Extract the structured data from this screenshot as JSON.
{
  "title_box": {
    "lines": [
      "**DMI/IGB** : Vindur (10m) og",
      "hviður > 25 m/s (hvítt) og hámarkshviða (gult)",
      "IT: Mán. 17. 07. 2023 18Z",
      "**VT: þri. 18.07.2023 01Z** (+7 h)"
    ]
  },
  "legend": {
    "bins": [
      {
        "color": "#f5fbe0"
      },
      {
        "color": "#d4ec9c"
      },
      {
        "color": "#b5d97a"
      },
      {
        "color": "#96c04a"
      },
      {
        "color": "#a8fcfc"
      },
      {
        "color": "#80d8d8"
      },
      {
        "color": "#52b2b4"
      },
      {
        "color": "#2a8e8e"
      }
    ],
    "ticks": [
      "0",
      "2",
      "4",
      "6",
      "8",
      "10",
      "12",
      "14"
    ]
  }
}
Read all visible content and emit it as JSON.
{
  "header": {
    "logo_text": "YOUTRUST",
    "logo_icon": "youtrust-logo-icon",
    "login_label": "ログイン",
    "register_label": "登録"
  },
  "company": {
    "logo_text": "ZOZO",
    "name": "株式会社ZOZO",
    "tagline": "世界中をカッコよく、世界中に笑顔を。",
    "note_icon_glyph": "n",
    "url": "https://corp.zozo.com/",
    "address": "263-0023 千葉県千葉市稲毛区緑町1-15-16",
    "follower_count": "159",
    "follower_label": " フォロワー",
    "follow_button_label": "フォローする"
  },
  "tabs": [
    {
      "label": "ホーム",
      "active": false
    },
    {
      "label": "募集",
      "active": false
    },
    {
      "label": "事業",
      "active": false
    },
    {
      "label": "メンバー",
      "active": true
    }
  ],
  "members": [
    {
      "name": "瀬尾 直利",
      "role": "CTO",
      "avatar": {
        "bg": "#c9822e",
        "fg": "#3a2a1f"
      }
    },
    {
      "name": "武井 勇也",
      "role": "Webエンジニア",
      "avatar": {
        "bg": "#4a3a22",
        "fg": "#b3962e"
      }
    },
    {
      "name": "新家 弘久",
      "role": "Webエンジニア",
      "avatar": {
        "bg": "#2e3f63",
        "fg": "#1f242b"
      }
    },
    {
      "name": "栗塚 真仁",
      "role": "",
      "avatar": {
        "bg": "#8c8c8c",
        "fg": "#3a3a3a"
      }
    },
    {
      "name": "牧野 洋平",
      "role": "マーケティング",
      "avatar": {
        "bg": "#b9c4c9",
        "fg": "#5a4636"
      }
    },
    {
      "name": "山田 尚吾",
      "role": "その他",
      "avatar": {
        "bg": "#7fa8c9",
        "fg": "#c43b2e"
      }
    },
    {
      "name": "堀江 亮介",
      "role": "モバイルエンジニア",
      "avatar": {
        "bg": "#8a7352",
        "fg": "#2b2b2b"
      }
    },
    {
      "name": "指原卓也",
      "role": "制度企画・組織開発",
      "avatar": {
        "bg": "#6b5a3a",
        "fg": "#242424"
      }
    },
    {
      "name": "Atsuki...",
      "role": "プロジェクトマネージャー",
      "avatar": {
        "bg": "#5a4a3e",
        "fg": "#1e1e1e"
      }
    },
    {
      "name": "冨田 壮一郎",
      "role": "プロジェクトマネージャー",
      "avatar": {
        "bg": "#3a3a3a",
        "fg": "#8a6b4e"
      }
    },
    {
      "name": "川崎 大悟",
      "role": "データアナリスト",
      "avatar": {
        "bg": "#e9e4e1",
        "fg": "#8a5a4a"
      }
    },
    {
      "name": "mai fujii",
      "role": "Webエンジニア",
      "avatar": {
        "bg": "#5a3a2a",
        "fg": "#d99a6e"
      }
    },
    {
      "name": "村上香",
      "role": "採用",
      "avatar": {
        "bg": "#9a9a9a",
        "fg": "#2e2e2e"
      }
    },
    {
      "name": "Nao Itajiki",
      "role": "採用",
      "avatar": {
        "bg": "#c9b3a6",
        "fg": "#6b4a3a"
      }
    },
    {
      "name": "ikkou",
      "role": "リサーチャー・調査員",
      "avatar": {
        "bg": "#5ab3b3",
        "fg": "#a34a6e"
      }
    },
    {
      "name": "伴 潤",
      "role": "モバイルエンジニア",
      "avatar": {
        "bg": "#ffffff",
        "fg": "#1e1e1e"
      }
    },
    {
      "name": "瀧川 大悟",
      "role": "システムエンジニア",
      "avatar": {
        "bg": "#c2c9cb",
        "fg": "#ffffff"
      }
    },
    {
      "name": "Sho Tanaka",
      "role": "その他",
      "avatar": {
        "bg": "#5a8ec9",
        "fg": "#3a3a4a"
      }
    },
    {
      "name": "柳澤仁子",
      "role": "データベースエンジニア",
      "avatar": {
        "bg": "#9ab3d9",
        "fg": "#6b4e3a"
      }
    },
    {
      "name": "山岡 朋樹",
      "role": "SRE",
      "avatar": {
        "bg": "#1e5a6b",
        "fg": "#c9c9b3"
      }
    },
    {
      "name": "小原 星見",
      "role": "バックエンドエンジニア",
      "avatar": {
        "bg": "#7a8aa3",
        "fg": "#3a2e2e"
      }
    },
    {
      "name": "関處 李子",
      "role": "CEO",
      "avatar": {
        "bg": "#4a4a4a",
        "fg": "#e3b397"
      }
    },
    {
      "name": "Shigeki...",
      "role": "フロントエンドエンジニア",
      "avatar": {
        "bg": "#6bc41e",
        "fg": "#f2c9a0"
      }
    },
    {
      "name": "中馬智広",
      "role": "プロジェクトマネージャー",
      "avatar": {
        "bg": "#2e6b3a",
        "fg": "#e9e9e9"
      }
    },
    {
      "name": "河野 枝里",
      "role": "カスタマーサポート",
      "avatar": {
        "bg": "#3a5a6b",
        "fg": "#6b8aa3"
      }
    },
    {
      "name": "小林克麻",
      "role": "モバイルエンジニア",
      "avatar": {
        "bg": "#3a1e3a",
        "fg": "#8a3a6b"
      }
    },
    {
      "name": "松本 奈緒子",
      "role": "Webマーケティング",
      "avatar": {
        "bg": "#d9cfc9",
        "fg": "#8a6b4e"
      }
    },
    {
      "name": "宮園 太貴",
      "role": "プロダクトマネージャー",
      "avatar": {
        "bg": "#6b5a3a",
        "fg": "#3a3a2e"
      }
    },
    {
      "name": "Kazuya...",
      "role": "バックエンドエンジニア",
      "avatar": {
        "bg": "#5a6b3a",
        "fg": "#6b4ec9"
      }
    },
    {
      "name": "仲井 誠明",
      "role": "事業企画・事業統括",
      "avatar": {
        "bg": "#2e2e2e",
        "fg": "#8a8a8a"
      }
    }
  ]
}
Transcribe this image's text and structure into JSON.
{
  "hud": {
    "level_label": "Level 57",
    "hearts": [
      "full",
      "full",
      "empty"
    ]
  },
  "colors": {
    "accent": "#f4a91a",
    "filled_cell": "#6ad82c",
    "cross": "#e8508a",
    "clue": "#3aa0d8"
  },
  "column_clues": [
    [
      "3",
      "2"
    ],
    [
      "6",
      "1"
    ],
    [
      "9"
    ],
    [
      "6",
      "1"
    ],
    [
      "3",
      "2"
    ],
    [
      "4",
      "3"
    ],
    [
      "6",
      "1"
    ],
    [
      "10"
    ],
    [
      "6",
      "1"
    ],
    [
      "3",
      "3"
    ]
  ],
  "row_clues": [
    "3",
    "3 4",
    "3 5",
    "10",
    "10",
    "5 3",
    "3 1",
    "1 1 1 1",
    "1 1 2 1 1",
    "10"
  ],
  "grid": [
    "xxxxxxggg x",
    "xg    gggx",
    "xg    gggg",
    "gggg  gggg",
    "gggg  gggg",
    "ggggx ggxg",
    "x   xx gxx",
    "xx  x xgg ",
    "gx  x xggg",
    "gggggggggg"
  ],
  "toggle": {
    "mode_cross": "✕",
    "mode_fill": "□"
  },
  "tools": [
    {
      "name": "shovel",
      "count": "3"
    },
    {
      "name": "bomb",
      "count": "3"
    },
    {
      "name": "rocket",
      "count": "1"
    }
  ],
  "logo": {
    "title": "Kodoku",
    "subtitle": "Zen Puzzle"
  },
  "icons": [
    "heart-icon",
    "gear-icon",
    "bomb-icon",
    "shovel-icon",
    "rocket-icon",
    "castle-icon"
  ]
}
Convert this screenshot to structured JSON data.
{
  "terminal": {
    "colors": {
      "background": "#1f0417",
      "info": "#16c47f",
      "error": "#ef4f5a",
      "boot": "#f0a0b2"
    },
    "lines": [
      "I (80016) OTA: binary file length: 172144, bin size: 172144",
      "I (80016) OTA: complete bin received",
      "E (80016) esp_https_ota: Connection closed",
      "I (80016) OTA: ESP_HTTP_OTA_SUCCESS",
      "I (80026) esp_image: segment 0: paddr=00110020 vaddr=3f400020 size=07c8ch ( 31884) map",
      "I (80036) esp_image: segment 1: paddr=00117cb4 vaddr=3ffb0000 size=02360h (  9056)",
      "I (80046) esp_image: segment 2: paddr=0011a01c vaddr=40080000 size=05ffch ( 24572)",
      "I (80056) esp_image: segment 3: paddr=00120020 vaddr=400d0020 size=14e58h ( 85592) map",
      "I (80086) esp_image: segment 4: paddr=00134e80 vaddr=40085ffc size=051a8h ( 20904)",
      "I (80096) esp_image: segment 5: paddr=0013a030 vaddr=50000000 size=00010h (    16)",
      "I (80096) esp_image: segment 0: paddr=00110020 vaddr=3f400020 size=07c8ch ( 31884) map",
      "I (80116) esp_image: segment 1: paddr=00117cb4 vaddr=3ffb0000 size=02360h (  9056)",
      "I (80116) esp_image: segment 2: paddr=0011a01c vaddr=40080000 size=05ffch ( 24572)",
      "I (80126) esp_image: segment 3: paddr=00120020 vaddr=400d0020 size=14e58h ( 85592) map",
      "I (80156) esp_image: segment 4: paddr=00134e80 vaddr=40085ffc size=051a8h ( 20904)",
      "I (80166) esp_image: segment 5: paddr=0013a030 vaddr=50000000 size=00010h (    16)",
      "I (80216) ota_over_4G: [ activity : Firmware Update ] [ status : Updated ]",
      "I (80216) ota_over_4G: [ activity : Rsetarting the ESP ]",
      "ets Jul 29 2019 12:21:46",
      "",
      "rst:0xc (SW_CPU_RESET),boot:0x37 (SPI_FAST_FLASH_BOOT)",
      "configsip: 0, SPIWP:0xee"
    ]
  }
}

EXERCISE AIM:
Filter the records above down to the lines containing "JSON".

YOUR RESPONSE:
Extract the structured data from this screenshot as JSON.
Read all visible content and emit it as JSON.
Transcribe this image's text and structure into JSON.
Convert this screenshot to structured JSON data.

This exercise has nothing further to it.